• Social Innovation Fellowship


RISD, Illustration/Gender, Race & Sexuality

Award Year 

Healthy Roots

My research has shown that in order to combat issues of colorism and internalized racism, there must be more exposure to diversity. These issues thrive off of black women’s lack of knowledge of proper hair care, empowerment in cultural identity and natural beauty. My project is a doll and storybook that teaches young black girls about their roots and the history of the African Diaspora. My venture aims to educate young Black girls by creating diversity in dolls and a story that engenders acceptance and understanding. It is extremely powerful and influential to have a doll that looks like you in all your aesthetics. Unfortunately many of today’s dolls do not accurately reflect Black girls. Black girls do not have dolls that look like them. My dolls will come in a multiple hair types ranging from 3b-4c and a variety of skin tomes to accurately represent the diversity of the African Diaspora. This doll combats issues of internalized racism and colorism toy creates a positive experience for children.
There are cute people of all kinds of skin tone/features/hair combinations. There should be cute dolls of all kinds of skin tone/features/hair combinations.



I study Illustration at RISD with a concentration in Gender, Race & Sexuality. I am an artist but I identify as a visual activist and use my art to prompt discussions about race and social awareness of systematic injustices. I recognizes that artists have a responsibility as society’s image-makers. I encourage artists to recognize the impact and influence their work has and to be responsible for the work they create.
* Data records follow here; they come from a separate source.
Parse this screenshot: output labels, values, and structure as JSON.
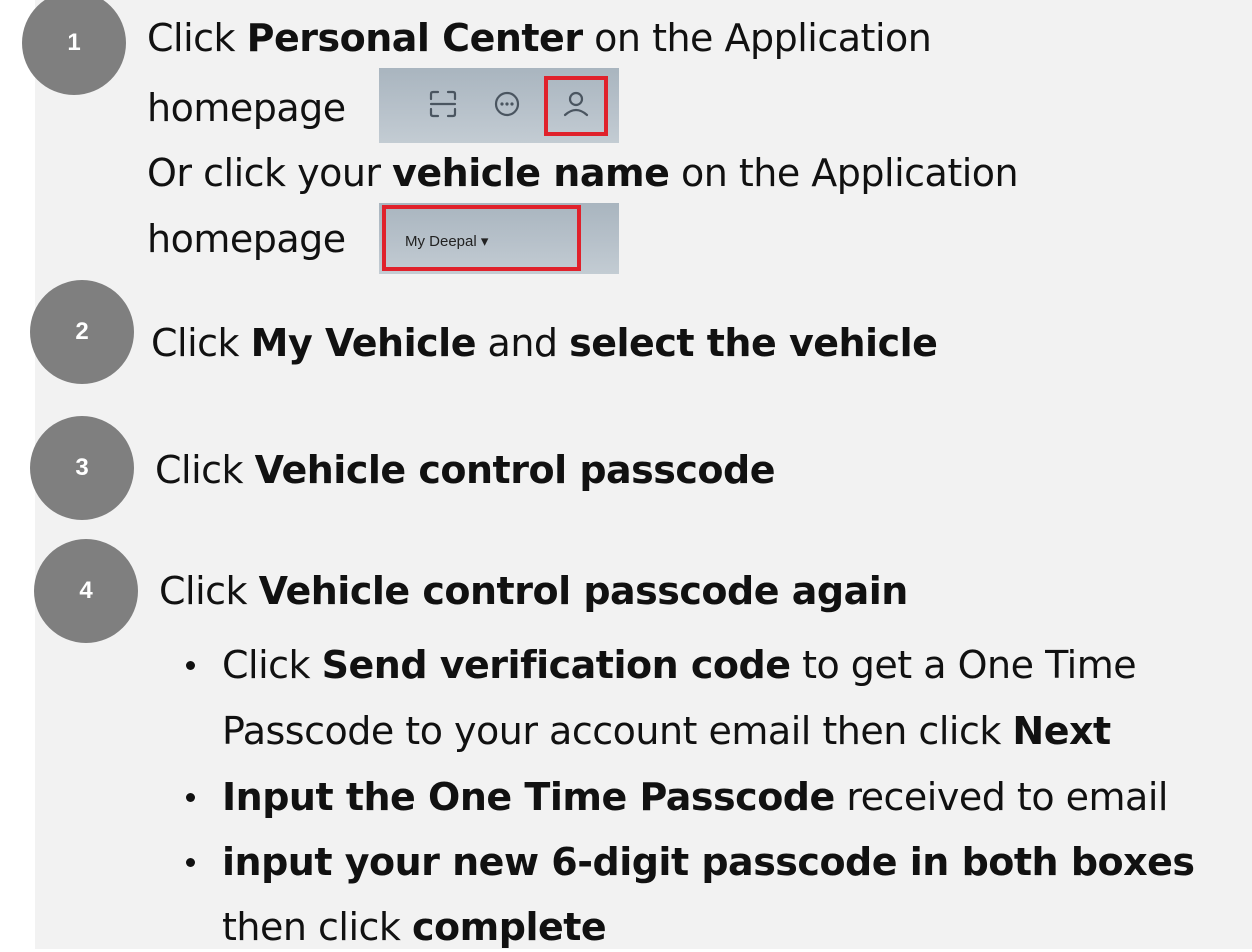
{
  "steps": [
    {
      "number": "1",
      "lines": [
        {
          "parts": [
            {
              "t": "Click ",
              "b": false
            },
            {
              "t": "Personal Center",
              "b": true
            },
            {
              "t": " on the Application",
              "b": false
            }
          ]
        },
        {
          "parts": [
            {
              "t": "homepage",
              "b": false
            }
          ]
        },
        {
          "parts": [
            {
              "t": "Or click your ",
              "b": false
            },
            {
              "t": "vehicle name",
              "b": true
            },
            {
              "t": " on the Application",
              "b": false
            }
          ]
        },
        {
          "parts": [
            {
              "t": "homepage",
              "b": false
            }
          ]
        }
      ]
    },
    {
      "number": "2",
      "lines": [
        {
          "parts": [
            {
              "t": "Click ",
              "b": false
            },
            {
              "t": "My Vehicle",
              "b": true
            },
            {
              "t": " and ",
              "b": false
            },
            {
              "t": "select the vehicle",
              "b": true
            }
          ]
        }
      ]
    },
    {
      "number": "3",
      "lines": [
        {
          "parts": [
            {
              "t": "Click ",
              "b": false
            },
            {
              "t": "Vehicle control passcode",
              "b": true
            }
          ]
        }
      ]
    },
    {
      "number": "4",
      "lines": [
        {
          "parts": [
            {
              "t": "Click ",
              "b": false
            },
            {
              "t": "Vehicle control passcode again",
              "b": true
            }
          ]
        }
      ]
    }
  ],
  "bullets": [
    {
      "parts": [
        {
          "t": "Click ",
          "b": false
        },
        {
          "t": "Send verification code",
          "b": true
        },
        {
          "t": " to get a One Time",
          "b": false
        }
      ]
    },
    {
      "parts": [
        {
          "t": "Passcode to your account email then click ",
          "b": false
        },
        {
          "t": "Next",
          "b": true
        }
      ]
    },
    {
      "parts": [
        {
          "t": "Input the One Time Passcode",
          "b": true
        },
        {
          "t": " received to email",
          "b": false
        }
      ]
    },
    {
      "parts": [
        {
          "t": "input your new 6-digit passcode in both boxes",
          "b": true
        }
      ]
    },
    {
      "parts": [
        {
          "t": "then click ",
          "b": false
        },
        {
          "t": "complete",
          "b": true
        }
      ]
    }
  ],
  "snippets": {
    "toolbar_icons": [
      "scan-icon",
      "message-icon",
      "person-icon"
    ],
    "highlight_color": "#e0212b",
    "vehicle_chip_label": "My Deepal ▾"
  },
  "colors": {
    "panel_bg": "#f2f2f2",
    "badge_bg": "#7f7f7f",
    "text": "#111111"
  }
}
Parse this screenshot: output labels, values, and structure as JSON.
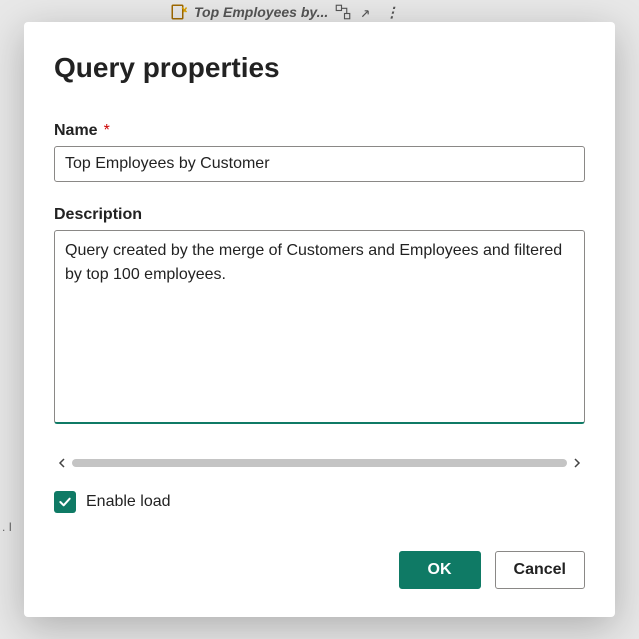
{
  "background": {
    "tab_title": "Top Employees by...",
    "left_marker": ". I"
  },
  "dialog": {
    "title": "Query properties",
    "name": {
      "label": "Name",
      "required_marker": "*",
      "value": "Top Employees by Customer"
    },
    "description": {
      "label": "Description",
      "value": "Query created by the merge of Customers and Employees and filtered by top 100 employees."
    },
    "enable_load": {
      "label": "Enable load",
      "checked": true
    },
    "buttons": {
      "ok": "OK",
      "cancel": "Cancel"
    }
  }
}
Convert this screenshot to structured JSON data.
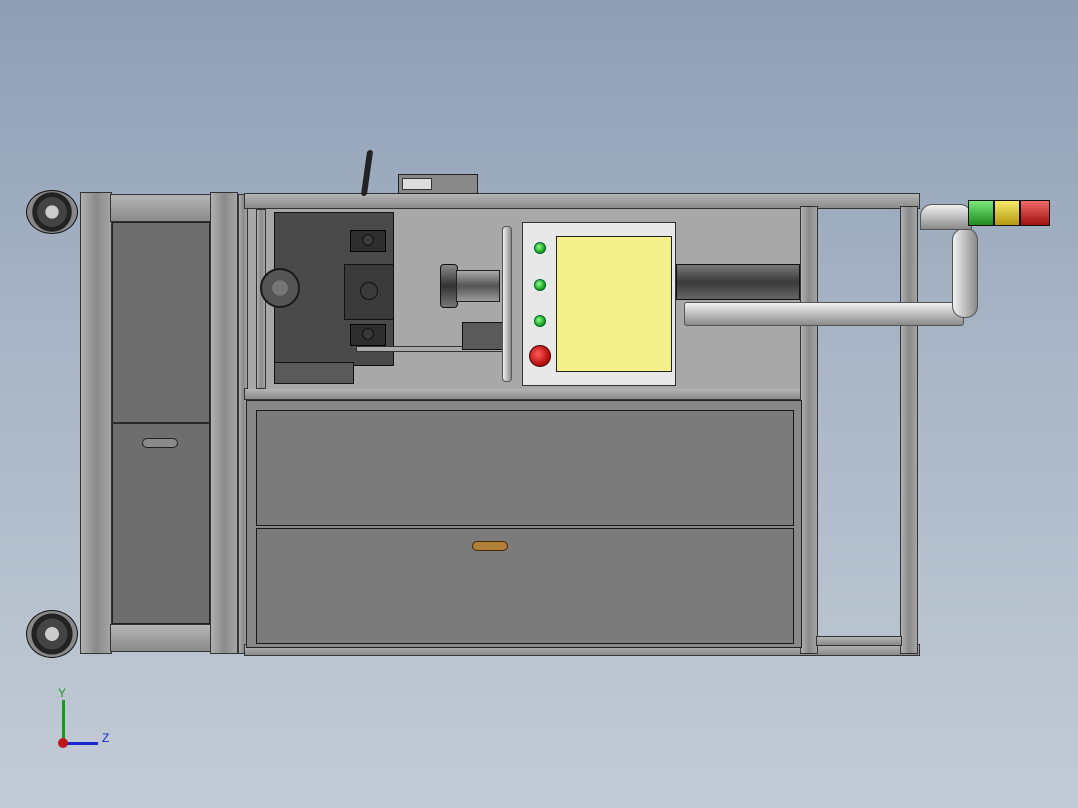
{
  "axis_triad": {
    "y_label": "Y",
    "z_label": "Z"
  },
  "colors": {
    "background_top": "#8e9fb5",
    "background_bottom": "#c3ccd6",
    "frame": "#9a9a9a",
    "panel_screen": "#f3f08a",
    "stack_light_green": "#3ab53a",
    "stack_light_yellow": "#e8d020",
    "stack_light_red": "#d21c1c",
    "drawer_handle": "#b0803a",
    "emergency_stop": "#d21c1c",
    "indicator_led": "#1fb51f"
  },
  "components": {
    "left_cabinet": "left-cabinet",
    "drawers": [
      "upper-drawer",
      "lower-drawer"
    ],
    "control_panel": {
      "indicators": 3,
      "emergency_stop": 1
    },
    "stack_light": [
      "green",
      "yellow",
      "red"
    ],
    "casters": 2
  }
}
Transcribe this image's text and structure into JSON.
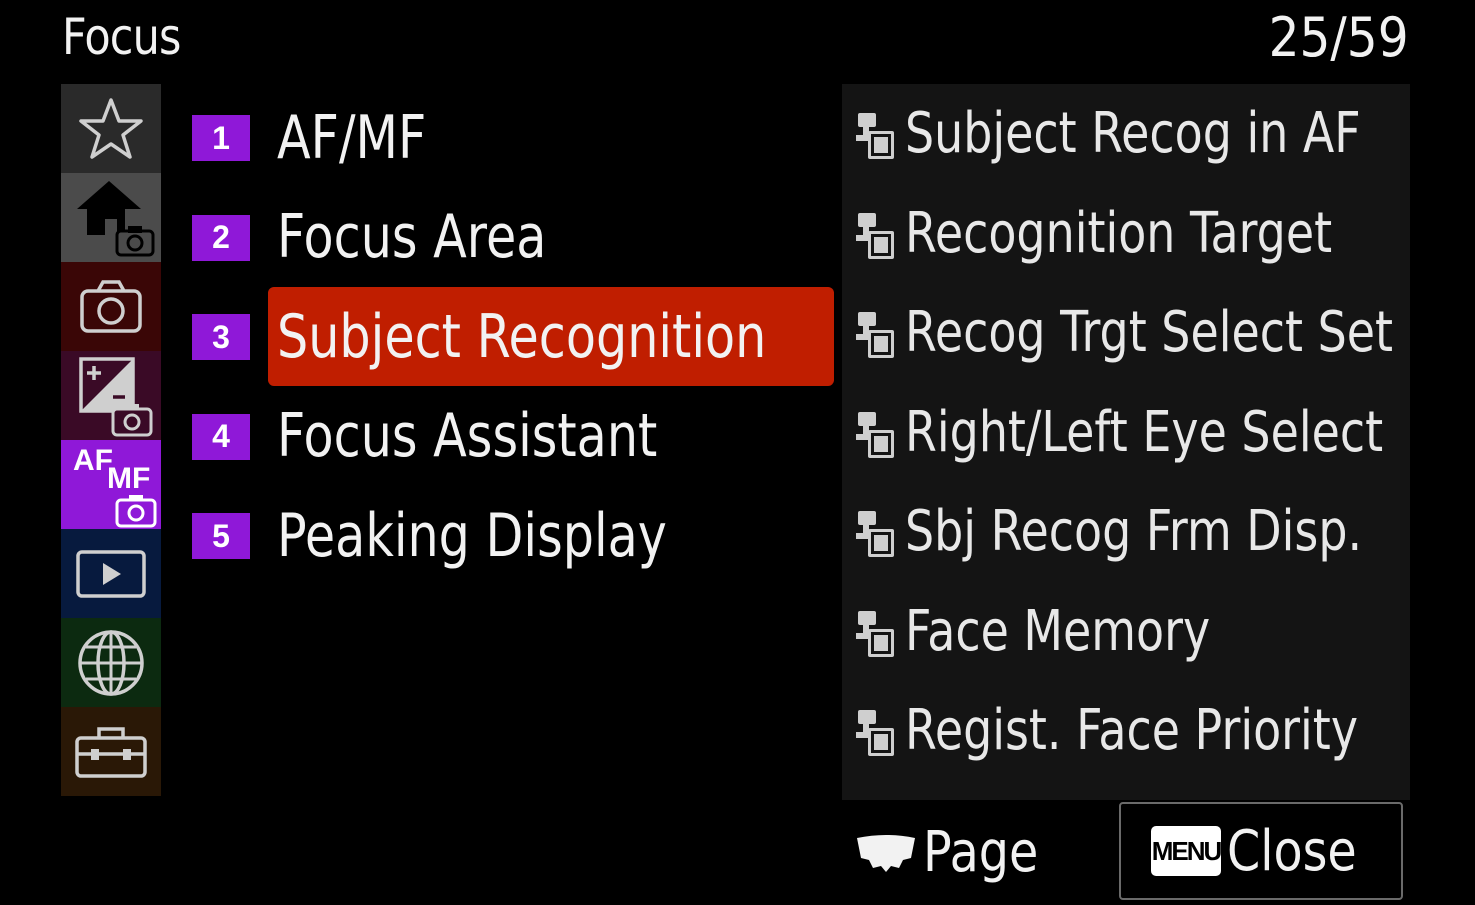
{
  "header": {
    "title": "Focus",
    "page_counter": "25/59"
  },
  "sidebar": {
    "tabs": [
      {
        "icon": "star-icon"
      },
      {
        "icon": "home-camera-icon"
      },
      {
        "icon": "camera-icon"
      },
      {
        "icon": "exposure-camera-icon"
      },
      {
        "icon": "af-mf-camera-icon",
        "af": "AF",
        "mf": "MF",
        "active": true
      },
      {
        "icon": "playback-icon"
      },
      {
        "icon": "globe-icon"
      },
      {
        "icon": "toolbox-icon"
      }
    ]
  },
  "pages": [
    {
      "number": "1",
      "label": "AF/MF"
    },
    {
      "number": "2",
      "label": "Focus Area"
    },
    {
      "number": "3",
      "label": "Subject Recognition",
      "selected": true
    },
    {
      "number": "4",
      "label": "Focus Assistant"
    },
    {
      "number": "5",
      "label": "Peaking Display"
    }
  ],
  "panel": {
    "items": [
      {
        "label": "Subject Recog in AF",
        "icon": "still-movie-icon"
      },
      {
        "label": "Recognition Target",
        "icon": "still-movie-icon"
      },
      {
        "label": "Recog Trgt Select Set",
        "icon": "still-movie-icon"
      },
      {
        "label": "Right/Left Eye Select",
        "icon": "still-movie-icon"
      },
      {
        "label": "Sbj Recog Frm Disp.",
        "icon": "still-movie-icon"
      },
      {
        "label": "Face Memory",
        "icon": "still-movie-icon"
      },
      {
        "label": "Regist. Face Priority",
        "icon": "still-movie-icon"
      }
    ]
  },
  "footer": {
    "page_label": "Page",
    "menu_badge": "MENU",
    "close_label": "Close"
  },
  "colors": {
    "accent_purple": "#8f18d8",
    "selection_red": "#c01e00",
    "panel_bg": "#141414"
  }
}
I am passionate about issues of colorism, racism, and internalized racism because I myself have felt the negative impacts of these issues as I watched my family members, friends, and other Black women struggle with self acceptance and confidence. Black women suffer from the pressure to appeal to the western European standard of beauty that feeds the social hierarchy of colorism. I continued to see the impacts of the lack of diversity in media and the negative portrayals of women of color. I am passionate about these issues because they are rarely openly addressed and discussed among members of the black community. Black women should not feel like they need to appeal to the European standard of beauty. Perms and skin bleaching products are dangerous and have been proven to cause severe health issues. I care about these issues because no individual should endure pain, in the name of beauty, in order to be valued. People should define themselves as they choose, not what social constructs tell them. I have been driven to address issues of colorism and internalized racism because I don’t want my own children, or any child to suffer from the negative impacts of colorism and internalized racism.